ENTRIES SUPPLIED section start

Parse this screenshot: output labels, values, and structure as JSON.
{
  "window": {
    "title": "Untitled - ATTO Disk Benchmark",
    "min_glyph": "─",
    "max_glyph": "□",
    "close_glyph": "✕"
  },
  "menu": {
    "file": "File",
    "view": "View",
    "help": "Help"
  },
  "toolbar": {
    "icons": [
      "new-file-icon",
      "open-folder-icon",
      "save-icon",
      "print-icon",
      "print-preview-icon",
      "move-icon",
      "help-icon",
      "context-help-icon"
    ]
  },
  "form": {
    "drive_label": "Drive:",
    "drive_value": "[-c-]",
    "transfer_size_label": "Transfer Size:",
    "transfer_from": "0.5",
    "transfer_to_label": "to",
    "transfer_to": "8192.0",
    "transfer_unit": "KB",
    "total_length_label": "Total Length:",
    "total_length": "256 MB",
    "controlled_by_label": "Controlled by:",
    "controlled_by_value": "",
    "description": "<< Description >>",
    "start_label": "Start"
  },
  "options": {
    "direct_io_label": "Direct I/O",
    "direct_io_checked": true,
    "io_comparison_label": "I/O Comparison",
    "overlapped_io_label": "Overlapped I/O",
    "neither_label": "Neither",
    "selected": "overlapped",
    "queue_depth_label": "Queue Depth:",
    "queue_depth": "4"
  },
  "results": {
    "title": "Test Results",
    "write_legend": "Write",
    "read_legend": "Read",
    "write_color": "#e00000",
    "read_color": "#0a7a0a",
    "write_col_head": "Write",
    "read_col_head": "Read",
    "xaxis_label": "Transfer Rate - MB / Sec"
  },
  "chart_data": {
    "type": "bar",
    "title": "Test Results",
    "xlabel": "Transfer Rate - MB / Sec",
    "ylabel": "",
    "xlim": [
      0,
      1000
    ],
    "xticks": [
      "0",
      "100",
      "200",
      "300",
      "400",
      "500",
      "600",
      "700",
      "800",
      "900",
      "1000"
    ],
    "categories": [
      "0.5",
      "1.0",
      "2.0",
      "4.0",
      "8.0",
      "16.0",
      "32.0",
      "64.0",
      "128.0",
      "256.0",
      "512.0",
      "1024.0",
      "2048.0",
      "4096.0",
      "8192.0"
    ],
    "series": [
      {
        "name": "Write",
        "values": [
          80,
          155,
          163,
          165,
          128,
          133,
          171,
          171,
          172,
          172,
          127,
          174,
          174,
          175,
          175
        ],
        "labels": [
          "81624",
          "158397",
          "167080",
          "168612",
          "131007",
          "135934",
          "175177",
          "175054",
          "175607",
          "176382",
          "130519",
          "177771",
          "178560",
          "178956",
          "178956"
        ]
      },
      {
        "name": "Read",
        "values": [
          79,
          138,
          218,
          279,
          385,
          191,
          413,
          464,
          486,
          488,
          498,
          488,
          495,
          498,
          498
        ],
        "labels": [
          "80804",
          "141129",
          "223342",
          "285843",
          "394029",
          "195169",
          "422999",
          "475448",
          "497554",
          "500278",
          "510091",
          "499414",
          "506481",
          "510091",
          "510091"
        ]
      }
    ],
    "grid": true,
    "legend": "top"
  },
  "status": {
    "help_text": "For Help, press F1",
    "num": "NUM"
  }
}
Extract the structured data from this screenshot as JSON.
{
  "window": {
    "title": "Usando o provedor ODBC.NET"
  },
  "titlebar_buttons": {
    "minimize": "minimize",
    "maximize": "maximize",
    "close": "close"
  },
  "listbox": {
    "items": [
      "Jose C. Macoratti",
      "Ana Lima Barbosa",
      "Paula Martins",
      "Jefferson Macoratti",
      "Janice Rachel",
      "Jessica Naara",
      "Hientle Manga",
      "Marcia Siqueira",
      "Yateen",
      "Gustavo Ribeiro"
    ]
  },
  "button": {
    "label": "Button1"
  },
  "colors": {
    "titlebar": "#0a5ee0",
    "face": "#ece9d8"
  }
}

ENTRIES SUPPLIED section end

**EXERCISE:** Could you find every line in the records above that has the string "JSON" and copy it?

**WRITTEN RESPONSE:**
Parse this screenshot: output labels, values, and structure as JSON.
Extract the structured data from this screenshot as JSON.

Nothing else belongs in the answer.